Linux - GeneralThis Linux forum is for general Linux questions and discussion.
If it is Linux Related and doesn't seem to fit in any other forum then this is the place.
Welcome to LinuxQuestions.org, a friendly and active Linux Community.
You are currently viewing LQ as a guest. By joining our community you will have the ability to post topics, receive our newsletter, use the advanced search, subscribe to threads and access many other special features. Registration is quick, simple and absolutely free. Join our community today!
Note that registered members see fewer ads, and ContentLink is completely disabled once you log in.
If you have any problems with the registration process or your account login, please contact us. If you need to reset your password, click here.
Having a problem logging in? Please visit this page to clear all LQ-related cookies.
Introduction to Linux - A Hands on Guide
This guide was created as an overview of the Linux Operating System, geared toward new users as an exploration tour and getting started guide, with exercises at the end of each chapter.
For more advanced trainees it can be a desktop reference, and a collection of the base knowledge needed to proceed with system and network administration. This book contains many real life examples derived from the author's experience as a Linux system and network administrator, trainer and consultant. They hope these examples will help you to get a better understanding of the Linux system and that you feel encouraged to try out things on your own.
Click Here to receive this Complete Guide absolutely free.
Icedtea has a different codebase then the Oracle plugin, so the recent exploit does not work with it. Of course no software can be 100% secure, so it may be that there will be exploits in the future. I can only speak for my self,but such critical holes are usually fixed within hours in open source software. Oracle didn't fix that hole in months, until it now was recognized that there exists an exploit for it that is already widely used. Decide for yourself which one you prefer, I will go with the open source solution.
There is the recommencation to return to the 1.6...
I wonder if I will mess up my system if I install IceTea?
Edit - of course, I still firmly believe in the base principles of Java, and it is moments like these that show the ongoing evolution. You can only find out about a weakness if you ...break something. I dont blame Java, but (sorry, guys) the "owner" thereof: Oracle. I was (and still firmly am) sceptical at the news that Oracle took over Sun, and hence owned Java. Oracle's core goal is not a programming platform but a database platform...hence the "sloppyness" around Java from Oracle's part. They're not to blame, and yet at the same time are to blame...for not sticking to the core bizz...
My humble two cents...
Last edited by ButterflyMelissa; 01-15-2013 at 05:31 AM.
...does this mean this is a prelude of a next-gen Java to come?

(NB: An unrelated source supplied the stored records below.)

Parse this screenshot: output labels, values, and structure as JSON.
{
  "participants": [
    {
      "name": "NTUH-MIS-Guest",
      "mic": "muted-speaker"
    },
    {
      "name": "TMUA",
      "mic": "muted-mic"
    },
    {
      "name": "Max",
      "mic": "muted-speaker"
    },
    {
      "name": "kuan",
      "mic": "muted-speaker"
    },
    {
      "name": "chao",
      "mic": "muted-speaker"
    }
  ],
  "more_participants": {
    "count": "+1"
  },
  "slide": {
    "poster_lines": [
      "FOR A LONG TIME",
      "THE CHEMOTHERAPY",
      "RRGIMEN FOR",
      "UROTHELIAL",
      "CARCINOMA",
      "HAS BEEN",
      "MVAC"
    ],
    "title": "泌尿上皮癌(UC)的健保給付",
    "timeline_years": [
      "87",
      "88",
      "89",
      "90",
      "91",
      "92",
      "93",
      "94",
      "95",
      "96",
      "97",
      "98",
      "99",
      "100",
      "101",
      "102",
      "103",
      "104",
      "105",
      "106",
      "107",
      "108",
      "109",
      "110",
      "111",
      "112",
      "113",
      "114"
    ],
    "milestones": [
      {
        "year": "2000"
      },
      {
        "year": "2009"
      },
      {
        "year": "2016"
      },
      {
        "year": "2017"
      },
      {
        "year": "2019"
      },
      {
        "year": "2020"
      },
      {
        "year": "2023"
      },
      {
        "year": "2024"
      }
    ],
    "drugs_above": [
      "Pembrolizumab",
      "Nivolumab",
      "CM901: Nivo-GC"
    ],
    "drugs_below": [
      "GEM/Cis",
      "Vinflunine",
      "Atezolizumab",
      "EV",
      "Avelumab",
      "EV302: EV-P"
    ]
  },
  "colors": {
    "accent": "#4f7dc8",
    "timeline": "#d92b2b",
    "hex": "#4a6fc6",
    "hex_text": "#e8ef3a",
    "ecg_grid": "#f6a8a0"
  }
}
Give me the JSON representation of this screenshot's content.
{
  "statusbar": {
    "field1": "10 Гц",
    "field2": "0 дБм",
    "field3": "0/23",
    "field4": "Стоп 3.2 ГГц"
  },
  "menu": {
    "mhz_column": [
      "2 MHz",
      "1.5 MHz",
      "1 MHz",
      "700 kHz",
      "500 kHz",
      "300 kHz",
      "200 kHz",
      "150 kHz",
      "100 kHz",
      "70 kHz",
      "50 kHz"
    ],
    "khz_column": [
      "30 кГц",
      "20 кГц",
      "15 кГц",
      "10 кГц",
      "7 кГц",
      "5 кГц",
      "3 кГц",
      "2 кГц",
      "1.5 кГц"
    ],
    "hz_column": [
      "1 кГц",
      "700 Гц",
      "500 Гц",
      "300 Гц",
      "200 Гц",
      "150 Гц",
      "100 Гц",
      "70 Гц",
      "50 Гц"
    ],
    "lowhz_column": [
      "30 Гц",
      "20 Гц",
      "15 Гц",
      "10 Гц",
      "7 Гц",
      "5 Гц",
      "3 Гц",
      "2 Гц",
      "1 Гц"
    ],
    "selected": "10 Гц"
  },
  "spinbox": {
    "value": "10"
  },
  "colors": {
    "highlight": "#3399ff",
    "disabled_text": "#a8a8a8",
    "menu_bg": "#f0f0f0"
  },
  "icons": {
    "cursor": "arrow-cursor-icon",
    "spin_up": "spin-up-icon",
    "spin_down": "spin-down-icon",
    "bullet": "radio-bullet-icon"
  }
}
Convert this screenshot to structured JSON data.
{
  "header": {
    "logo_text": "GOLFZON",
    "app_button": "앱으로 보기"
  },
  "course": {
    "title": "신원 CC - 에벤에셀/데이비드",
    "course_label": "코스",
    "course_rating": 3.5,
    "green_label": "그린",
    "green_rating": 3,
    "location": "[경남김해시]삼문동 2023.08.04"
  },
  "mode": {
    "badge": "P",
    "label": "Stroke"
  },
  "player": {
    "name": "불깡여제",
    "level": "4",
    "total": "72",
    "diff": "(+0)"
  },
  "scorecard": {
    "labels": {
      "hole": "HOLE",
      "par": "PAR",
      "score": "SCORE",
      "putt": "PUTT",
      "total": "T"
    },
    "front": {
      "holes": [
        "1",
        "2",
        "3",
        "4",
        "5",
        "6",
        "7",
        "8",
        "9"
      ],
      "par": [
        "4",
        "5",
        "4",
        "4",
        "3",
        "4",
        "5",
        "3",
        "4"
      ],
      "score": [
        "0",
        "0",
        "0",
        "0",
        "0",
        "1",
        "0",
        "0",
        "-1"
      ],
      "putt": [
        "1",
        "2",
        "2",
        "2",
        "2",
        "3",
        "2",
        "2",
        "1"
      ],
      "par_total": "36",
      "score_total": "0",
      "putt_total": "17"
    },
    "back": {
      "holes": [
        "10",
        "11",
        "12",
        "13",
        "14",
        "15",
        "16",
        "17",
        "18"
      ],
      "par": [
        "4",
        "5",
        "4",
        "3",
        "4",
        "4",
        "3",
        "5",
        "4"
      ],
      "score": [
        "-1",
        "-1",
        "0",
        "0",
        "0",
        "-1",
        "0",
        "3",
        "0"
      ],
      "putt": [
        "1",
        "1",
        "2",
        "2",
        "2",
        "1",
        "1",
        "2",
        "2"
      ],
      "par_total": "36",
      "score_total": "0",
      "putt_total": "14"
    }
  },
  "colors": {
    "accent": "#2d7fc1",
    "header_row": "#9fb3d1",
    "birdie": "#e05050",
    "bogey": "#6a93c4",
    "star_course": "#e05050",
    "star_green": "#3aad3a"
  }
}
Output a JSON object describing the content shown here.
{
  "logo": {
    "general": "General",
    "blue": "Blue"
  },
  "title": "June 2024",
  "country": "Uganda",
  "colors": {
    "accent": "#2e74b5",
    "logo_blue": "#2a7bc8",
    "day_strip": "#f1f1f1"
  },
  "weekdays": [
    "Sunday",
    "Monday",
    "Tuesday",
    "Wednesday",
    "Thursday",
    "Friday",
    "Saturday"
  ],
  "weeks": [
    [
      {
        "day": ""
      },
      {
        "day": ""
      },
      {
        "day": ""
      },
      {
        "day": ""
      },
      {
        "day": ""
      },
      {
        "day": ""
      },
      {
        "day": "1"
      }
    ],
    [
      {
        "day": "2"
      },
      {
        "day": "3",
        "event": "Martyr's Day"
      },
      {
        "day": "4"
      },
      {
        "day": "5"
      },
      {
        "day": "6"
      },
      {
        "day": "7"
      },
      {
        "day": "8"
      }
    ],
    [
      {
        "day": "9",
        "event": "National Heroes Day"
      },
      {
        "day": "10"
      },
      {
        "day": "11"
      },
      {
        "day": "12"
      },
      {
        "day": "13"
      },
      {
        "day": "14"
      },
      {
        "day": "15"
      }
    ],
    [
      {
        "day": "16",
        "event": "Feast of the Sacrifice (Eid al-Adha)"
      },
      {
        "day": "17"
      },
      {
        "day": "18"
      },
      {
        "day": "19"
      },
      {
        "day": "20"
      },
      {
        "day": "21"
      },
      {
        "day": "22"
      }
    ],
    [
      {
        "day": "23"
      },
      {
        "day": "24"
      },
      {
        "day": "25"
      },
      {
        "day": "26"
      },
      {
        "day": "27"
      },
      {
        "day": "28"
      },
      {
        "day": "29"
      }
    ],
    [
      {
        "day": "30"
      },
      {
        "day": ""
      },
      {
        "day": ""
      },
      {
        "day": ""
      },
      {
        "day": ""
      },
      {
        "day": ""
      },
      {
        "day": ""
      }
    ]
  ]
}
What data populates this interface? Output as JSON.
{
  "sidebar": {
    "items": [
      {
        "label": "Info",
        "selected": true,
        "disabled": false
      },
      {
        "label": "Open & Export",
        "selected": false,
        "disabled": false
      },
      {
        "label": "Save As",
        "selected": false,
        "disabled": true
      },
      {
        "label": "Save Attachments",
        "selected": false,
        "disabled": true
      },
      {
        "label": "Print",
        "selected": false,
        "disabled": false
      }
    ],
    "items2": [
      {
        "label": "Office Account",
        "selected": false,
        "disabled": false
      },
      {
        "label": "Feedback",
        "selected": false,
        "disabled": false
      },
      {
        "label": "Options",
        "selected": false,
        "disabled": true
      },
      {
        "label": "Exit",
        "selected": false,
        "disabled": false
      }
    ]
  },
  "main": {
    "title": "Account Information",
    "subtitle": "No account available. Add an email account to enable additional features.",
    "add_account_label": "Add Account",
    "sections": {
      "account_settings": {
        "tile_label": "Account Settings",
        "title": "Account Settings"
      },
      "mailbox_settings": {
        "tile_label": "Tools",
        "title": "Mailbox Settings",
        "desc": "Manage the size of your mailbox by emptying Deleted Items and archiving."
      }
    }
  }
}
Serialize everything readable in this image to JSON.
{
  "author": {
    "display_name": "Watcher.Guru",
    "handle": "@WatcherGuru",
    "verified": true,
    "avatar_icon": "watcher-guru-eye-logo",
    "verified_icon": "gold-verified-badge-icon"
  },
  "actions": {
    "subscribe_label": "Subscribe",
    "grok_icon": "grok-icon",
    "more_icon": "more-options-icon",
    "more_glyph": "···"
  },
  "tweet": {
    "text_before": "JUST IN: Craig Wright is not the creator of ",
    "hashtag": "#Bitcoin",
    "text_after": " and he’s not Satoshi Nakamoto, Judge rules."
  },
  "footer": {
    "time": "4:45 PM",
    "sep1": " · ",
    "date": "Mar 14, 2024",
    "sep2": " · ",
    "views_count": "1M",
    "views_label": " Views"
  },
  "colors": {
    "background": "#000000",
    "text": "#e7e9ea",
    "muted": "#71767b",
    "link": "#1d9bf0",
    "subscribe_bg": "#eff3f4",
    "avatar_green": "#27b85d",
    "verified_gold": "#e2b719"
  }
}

Or could is mean Oracle is secretly looking for a buyer for the Java/Sun component...hence the lack of envolvement of the part of Oracle...
Why did they even buy Sun ? Probably just to eliminate competition or yeah sell it to someone else.
...umm, let me put some focus on the currently raging financial crisis (in europe - small 'e' mind you) today...where did that start? With some biggie (a bank in this case) that wanted to gobble up a smaller biggie.
Oracle's problem is that Java (programming languages) is NOT the core, but it complements the core business well. Kinda like you'd like an airplane but you dont know how to fly one. Solution: get the plane...and a *** pilot!
Oracle bought Sun, what happened? OpenJDK happened, if I'm not mistaken. The pilot(s) hopped on an other plane...
Now, the passengers are in panic because the plane is crashing, or, as mentioned, is on the tarmac, for sale...in small print...
Last edited by ButterflyMelissa; 01-19-2013 at 08:10 AM.
It's a symptom of an industry that works on impulses that do not work anymore in today's economy: unbridled growth. Economists seem to forget that a company has FOUR life phases: growth, stability, stagnation and shrink. They all seem to lose focus of stability.
Why Java? To grow. Same with ***soft: they aquired Skype, Google did'nt do that, it came up with a solution of its own. Google innovates, ***soft, oracle and all the other dinosaurs dont, they aquire, that's all: repackaged stuff...
And does anyone wonder where today's crisis really comes from? I know...we all do...